However, at a press briefing held recently, Police Chief Sam Dotson said that does not mean he was running away when he was shot. Dotson said the two officers allege that Ball-Bey was pointing a gun at them.
“There were two officers, and they weren’t standing in the same spot,” he told the St. Louis American in an interview.
When asked if the investigation showed that one officer was standing in front of Ball-Bey and the other at his back, he said that’s still part of the investigation.
Ball-Bey, who police said did not fire a shot, was struck and pronounced dead at the scene near the intersection of Walton Avenue and Page Boulevard. Police say they recovered the gun that they say Ball-Bey had.
On Aug. 19, four people were in the house when the St. Louis police officers served a search warrant to a house in the Fountain Park neighborhood on the 1200 block of Walton Road. Two Black males fled out the back of the house into the alley, police said. One was Ball-Bey, and the other is an unnamed 14-year-old boy.
Dotson told the American that they have not yet interviewed the boy, but his inter-view will be crucial to the investigation.
The attorney representing Ball-Bey’s family, Jermaine Wooten, said he’s spoken with the boy several times and he said neither of them had guns. Ball-Bey worked at the 4 a.m. shift for Fed-Ex and lived with his family in Spanish Lake.
“His record is squeaky clean,” Wooten said. “It makes no sense that he would have a gun.”
He also said his team has spoken with several witnesses who said they never saw him with a gun. Ball-Bey was visiting relatives that day, and the boy with him was a friend from the neighborhood, he said.
The boys ran because the police officers were in plain clothes and did not warn them before they fired shots, according to Wooten’s interviews with the 14-year-old.
People began gathering in the streets shortly after the incident occurred, some mourning and some demanding to know why he was shot. Heavily armed police deployed tear gas into the residential neighborhood that night (Aug. 19) in an attempt to quell protests throughout the afternoon and into the evening.

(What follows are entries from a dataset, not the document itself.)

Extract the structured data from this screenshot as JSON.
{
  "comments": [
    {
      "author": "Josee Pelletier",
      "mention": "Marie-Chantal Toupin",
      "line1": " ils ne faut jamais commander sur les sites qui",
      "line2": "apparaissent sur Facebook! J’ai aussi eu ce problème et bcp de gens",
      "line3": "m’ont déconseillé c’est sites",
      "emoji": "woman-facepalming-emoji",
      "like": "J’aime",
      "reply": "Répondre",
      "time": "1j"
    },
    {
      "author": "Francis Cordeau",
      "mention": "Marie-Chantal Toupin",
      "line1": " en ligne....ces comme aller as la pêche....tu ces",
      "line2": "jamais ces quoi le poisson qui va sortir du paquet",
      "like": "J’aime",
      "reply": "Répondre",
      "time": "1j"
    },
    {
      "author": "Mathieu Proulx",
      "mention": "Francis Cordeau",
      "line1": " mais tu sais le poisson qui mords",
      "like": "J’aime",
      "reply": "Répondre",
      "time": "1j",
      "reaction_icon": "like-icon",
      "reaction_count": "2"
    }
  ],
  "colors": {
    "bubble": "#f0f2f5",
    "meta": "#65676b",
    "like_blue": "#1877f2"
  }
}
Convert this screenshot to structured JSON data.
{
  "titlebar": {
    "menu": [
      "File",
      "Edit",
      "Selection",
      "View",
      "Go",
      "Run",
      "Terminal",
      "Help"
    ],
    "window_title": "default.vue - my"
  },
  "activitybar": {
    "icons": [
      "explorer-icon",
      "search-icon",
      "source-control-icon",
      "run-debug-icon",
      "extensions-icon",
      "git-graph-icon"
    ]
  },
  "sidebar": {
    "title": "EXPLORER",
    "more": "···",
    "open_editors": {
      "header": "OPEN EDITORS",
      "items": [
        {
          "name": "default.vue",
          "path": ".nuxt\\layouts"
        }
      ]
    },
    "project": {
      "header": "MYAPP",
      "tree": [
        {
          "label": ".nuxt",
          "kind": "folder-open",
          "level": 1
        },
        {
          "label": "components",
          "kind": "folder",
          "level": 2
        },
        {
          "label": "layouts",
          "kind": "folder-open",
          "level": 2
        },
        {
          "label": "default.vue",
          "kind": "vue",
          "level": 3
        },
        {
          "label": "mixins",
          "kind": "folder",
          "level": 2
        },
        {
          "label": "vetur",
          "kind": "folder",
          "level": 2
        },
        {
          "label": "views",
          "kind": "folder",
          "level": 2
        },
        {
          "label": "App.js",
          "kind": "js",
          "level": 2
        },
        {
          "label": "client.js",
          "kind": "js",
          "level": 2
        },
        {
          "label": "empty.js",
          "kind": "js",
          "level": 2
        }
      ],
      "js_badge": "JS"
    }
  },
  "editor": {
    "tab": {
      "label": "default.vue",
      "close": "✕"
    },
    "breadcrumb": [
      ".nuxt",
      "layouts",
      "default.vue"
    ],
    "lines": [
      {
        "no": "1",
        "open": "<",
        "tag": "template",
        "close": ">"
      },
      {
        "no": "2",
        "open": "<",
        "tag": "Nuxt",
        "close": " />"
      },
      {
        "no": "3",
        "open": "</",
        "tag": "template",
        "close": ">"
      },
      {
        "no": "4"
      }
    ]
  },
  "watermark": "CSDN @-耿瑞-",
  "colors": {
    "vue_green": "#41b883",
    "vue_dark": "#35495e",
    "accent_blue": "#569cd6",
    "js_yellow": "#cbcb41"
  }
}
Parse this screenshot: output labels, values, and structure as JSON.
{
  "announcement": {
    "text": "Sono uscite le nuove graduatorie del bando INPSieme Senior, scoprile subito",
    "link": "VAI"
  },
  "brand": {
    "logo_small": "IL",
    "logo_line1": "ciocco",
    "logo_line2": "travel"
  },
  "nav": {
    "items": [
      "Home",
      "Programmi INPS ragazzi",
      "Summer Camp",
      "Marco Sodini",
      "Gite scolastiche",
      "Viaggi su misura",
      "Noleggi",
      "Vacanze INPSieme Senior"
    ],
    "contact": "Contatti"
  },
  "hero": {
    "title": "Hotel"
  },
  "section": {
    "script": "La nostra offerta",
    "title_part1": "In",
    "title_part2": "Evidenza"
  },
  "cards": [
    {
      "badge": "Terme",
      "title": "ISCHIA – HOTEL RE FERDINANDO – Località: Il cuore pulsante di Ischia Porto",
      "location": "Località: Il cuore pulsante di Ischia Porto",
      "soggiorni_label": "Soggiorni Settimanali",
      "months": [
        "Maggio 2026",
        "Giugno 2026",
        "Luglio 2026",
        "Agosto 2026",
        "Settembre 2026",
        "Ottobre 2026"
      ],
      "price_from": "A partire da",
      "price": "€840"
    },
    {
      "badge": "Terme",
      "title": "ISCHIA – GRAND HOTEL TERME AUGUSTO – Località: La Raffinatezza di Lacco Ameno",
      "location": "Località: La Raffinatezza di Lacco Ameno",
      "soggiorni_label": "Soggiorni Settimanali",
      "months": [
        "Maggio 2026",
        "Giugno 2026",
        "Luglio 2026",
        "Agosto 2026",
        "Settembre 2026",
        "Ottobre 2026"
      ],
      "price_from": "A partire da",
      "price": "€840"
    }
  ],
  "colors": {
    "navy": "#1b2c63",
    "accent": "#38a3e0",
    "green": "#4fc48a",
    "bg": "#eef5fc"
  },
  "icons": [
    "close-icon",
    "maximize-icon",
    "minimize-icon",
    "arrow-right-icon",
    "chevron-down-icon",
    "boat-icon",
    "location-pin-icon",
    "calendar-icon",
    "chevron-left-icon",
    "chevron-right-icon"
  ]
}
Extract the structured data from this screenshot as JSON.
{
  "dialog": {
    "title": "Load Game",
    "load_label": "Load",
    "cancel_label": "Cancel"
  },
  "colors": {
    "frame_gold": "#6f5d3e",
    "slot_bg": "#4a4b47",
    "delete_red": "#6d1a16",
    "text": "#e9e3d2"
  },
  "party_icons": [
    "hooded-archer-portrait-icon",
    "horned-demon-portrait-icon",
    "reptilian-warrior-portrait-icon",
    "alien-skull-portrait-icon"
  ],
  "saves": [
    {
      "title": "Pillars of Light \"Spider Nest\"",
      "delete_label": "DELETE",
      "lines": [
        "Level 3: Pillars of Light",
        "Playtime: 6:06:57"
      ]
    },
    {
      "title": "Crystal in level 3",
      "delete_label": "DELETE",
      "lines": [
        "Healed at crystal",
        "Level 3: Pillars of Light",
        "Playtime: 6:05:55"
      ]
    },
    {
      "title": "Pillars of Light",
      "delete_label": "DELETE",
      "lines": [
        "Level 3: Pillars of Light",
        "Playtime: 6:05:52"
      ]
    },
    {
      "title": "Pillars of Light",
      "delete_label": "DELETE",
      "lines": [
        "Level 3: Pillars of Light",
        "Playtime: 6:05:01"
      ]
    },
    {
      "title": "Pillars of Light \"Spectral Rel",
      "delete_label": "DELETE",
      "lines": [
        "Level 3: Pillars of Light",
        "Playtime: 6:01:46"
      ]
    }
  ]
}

Police made nine arrests at the protest, seven men and two women. All were charged with impeding the flow of traffic, and one woman was charged with resisting arrest.
Wooten said Ball-Bey’s family wants police to conduct a thorough investigation.
He said, “They want to know whether or not someone murdered their son.”
The protest community circulated the theory that Jason Flanery, who killed VonDerrit Myers Jr. in what authorities ruled a justified shooting, also shot Ball-Bey. Dotson told the American that is not true.
It couldn’t be true, because both officers who shot Ball-Bey were immediately placed on administrative leave, while Flanery worked the protest following the shooting and was documented widely on social media.
Asked about Flanery staffing a protest following another fatal police shooting of a civilian, Dotson said Flanery was cleared of wrongdoing in the Myers shooting and the chief has no grounds on which to restrict his duty.